(a variety of diseases)

Diseases once thought to be rare or exotic in the United States are now gaining a presence and they are getting new attention from medical researchers who are trying to determine how immigration, limited access to medical care, and the impacts of climate change are influencing their spread.

More Americans are traveling, and as tropical vacationers return home, they may unknowingly bring back dangerous souvenirs. Immigrants from endemic regions are also bringing in these diseases, some of which can lie dormant for years. Meantime, the flies, ticks and mosquitoes that spread these illnesses are moving north as rising temperatures make new areas more acceptable to them.

—Compiled from information presented in the article
"Exotic Diseases from Warmer Climates Gain Foothold in U.S.,
Climate change is helping make the U.S. more hospitable for diseases
ranging from Chagas to dengue fever";
Scientific American by Umair Irfan and ClimateWire; June 4, 2012.
Chagas disease (s) (noun)
An infection caused by a single-celled parasite, Trypanosoma cruzi. "Chagas disease is also called American trypanosomiasis which is transmitted by reduviid bugs, or kissing bugs, that live in cracks and holes of substandard housing primarily found in South and Central America."

"These insects become infected after biting an animal or a human who already has Chagas disease."

Infection is spread to humans when an infected bug deposits feces on a person's skin, usually while he or she is sleeping at night. The person often accidently rubs the feces into the bite wound, an open cut, the eyes, or mouth."

"Infected mothers can pass the infection to their baby during pregnancy, at delivery, or while breastfeeding."

"Chagas disease causes swelling at the infection site and, if left untreated, develops into a chronic illness that can be asymptomatic or unfelt in most people and can cause digestive, heart, and nervous system failures in other people."

Chikungunya (CHICK-n-gunya) (s) (noun)
An urban disease resembling dengue fever, seen mainly in Africa, the Indian subcontinent, and Southeast Asia, caused by an arbovirus (class of viruses transmitted to humans by arthropods such as mosquitoes and ticks) transmitted by Aedes mosquitoes: "The most prominent frequent feature is severe arthritis. It is a disease that means "that which bends up" in the Makonde language in East Africa, since the afflicted are often contorted from joint pains."

"Chikungunya fever is characterized by sudden onset, chills and fever, headache, nausea, vomiting, arthralgia, and rash."

"The disease is spread by mosquitoes, particularly the Asian tiger mosquito, an invasive species that is expanding from the southeastern United States and may reach as far north as New York."

"The danger of Chikungunya virus being introduced into the Americas is becoming increasingly a realty."

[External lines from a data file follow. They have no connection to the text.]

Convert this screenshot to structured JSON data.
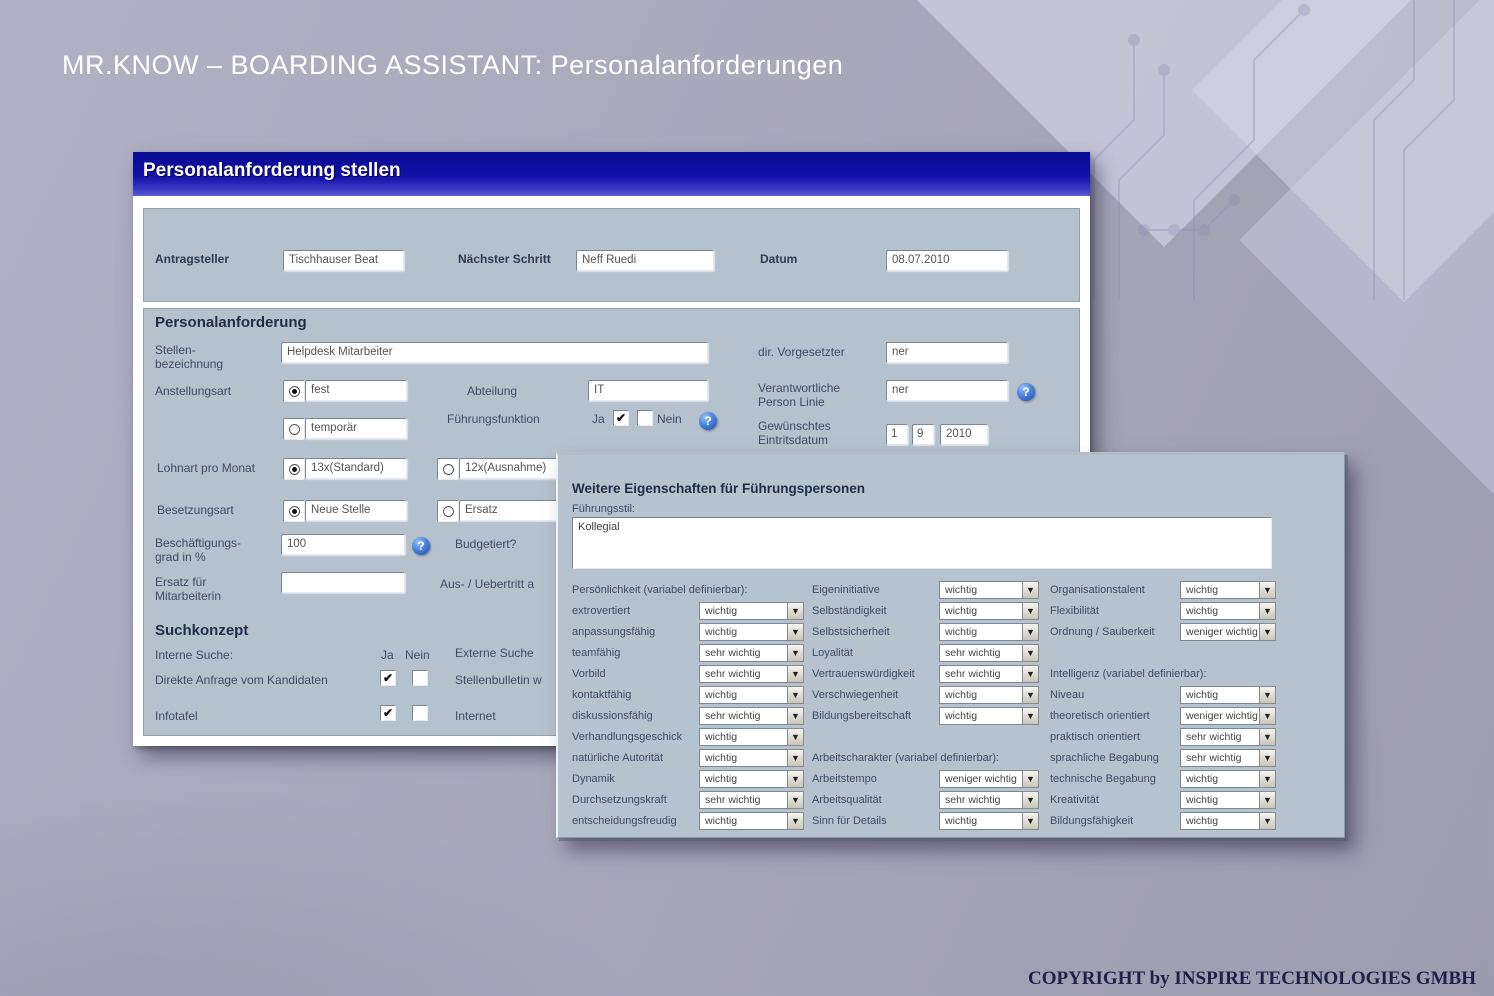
{
  "page": {
    "title": "MR.KNOW – BOARDING ASSISTANT: Personalanforderungen",
    "copyright": "COPYRIGHT by INSPIRE TECHNOLOGIES GMBH"
  },
  "colors": {
    "titlebar_blue": "#1111aa",
    "panel_bluegray": "#b6c1ce",
    "help_blue": "#1a4cb0",
    "background_lavender": "#a9a7ba"
  },
  "icons": {
    "help": "?",
    "check": "✔",
    "chevron": "▼"
  },
  "win1": {
    "title": "Personalanforderung stellen",
    "antragsteller_label": "Antragsteller",
    "antragsteller_value": "Tischhauser Beat",
    "naechster_schritt_label": "Nächster Schritt",
    "naechster_schritt_value": "Neff Ruedi",
    "datum_label": "Datum",
    "datum_value": "08.07.2010",
    "section_heading": "Personalanforderung",
    "stellenbezeichnung_label": "Stellen- bezeichnung",
    "stellenbezeichnung_value": "Helpdesk Mitarbeiter",
    "dir_vorgesetzter_label": "dir. Vorgesetzter",
    "dir_vorgesetzter_value": "ner",
    "anstellungsart_label": "Anstellungsart",
    "anstellungsart_opt1": "fest",
    "anstellungsart_opt2": "temporär",
    "abteilung_label": "Abteilung",
    "abteilung_value": "IT",
    "fuehrungsfunktion_label": "Führungsfunktion",
    "ja_label": "Ja",
    "nein_label": "Nein",
    "verantwortliche_label": "Verantwortliche Person Linie",
    "verantwortliche_value": "ner",
    "eintrittsdatum_label": "Gewünschtes Eintritsdatum",
    "eintritt_day": "1",
    "eintritt_month": "9",
    "eintritt_year": "2010",
    "lohnart_label": "Lohnart pro Monat",
    "lohnart_opt1": "13x(Standard)",
    "lohnart_opt2": "12x(Ausnahme)",
    "besetzungsart_label": "Besetzungsart",
    "besetzungsart_opt1": "Neue Stelle",
    "besetzungsart_opt2": "Ersatz",
    "beschaeftigungsgrad_label": "Beschäftigungs- grad in %",
    "beschaeftigungsgrad_value": "100",
    "budgetiert_label": "Budgetiert?",
    "ersatz_fuer_label": "Ersatz für Mitarbeiterin",
    "ersatz_fuer_value": "",
    "austritt_label": "Aus- / Uebertritt a",
    "suchkonzept_heading": "Suchkonzept",
    "interne_suche_label": "Interne Suche:",
    "externe_suche_label": "Externe Suche",
    "direkte_anfrage_label": "Direkte Anfrage vom Kandidaten",
    "stellenbulletin_label": "Stellenbulletin w",
    "infotafel_label": "Infotafel",
    "internet_label": "Internet"
  },
  "win2": {
    "heading": "Weitere Eigenschaften für Führungspersonen",
    "fuehrungsstil_label": "Führungsstil:",
    "fuehrungsstil_value": "Kollegial",
    "col1_header": "Persönlichkeit (variabel definierbar):",
    "col1": [
      {
        "label": "extrovertiert",
        "value": "wichtig"
      },
      {
        "label": "anpassungsfähig",
        "value": "wichtig"
      },
      {
        "label": "teamfähig",
        "value": "sehr wichtig"
      },
      {
        "label": "Vorbild",
        "value": "sehr wichtig"
      },
      {
        "label": "kontaktfähig",
        "value": "wichtig"
      },
      {
        "label": "diskussionsfähig",
        "value": "sehr wichtig"
      },
      {
        "label": "Verhandlungsgeschick",
        "value": "wichtig"
      },
      {
        "label": "natürliche Autorität",
        "value": "wichtig"
      },
      {
        "label": "Dynamik",
        "value": "wichtig"
      },
      {
        "label": "Durchsetzungskraft",
        "value": "sehr wichtig"
      },
      {
        "label": "entscheidungsfreudig",
        "value": "wichtig"
      }
    ],
    "col2": [
      {
        "label": "Eigeninitiative",
        "value": "wichtig"
      },
      {
        "label": "Selbständigkeit",
        "value": "wichtig"
      },
      {
        "label": "Selbstsicherheit",
        "value": "wichtig"
      },
      {
        "label": "Loyalität",
        "value": "sehr wichtig"
      },
      {
        "label": "Vertrauenswürdigkeit",
        "value": "sehr wichtig"
      },
      {
        "label": "Verschwiegenheit",
        "value": "wichtig"
      },
      {
        "label": "Bildungsbereitschaft",
        "value": "wichtig"
      }
    ],
    "col2b_header": "Arbeitscharakter (variabel definierbar):",
    "col2b": [
      {
        "label": "Arbeitstempo",
        "value": "weniger wichtig"
      },
      {
        "label": "Arbeitsqualität",
        "value": "sehr wichtig"
      },
      {
        "label": "Sinn für Details",
        "value": "wichtig"
      }
    ],
    "col3": [
      {
        "label": "Organisationstalent",
        "value": "wichtig"
      },
      {
        "label": "Flexibilität",
        "value": "wichtig"
      },
      {
        "label": "Ordnung / Sauberkeit",
        "value": "weniger wichtig"
      }
    ],
    "col3b_header": "Intelligenz (variabel definierbar):",
    "col3b": [
      {
        "label": "Niveau",
        "value": "wichtig"
      },
      {
        "label": "theoretisch orientiert",
        "value": "weniger wichtig"
      },
      {
        "label": "praktisch orientiert",
        "value": "sehr wichtig"
      },
      {
        "label": "sprachliche Begabung",
        "value": "sehr wichtig"
      },
      {
        "label": "technische Begabung",
        "value": "wichtig"
      },
      {
        "label": "Kreativität",
        "value": "wichtig"
      },
      {
        "label": "Bildungsfähigkeit",
        "value": "wichtig"
      }
    ]
  }
}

dengue (s) (noun) [also called: breakbone fever, dandy fever, dengue fever]
An acute, infectious tropical disease caused by an arbovirus (viruses transmitted by arthropods; such as, mosquitoes and ticks) and characterized by high fever, rash, headache, and severe muscle and joint pains.
schistosomiasis (s) (noun), schistosomiases (pl)
Any of various generally tropical diseases caused by infestation with schistosomes (worms), widespread in rural areas of Africa, Asia, and Latin America from contaminated water, and characterized by infection and gradual destruction of the tissues of the kidneys, liver, and other organs.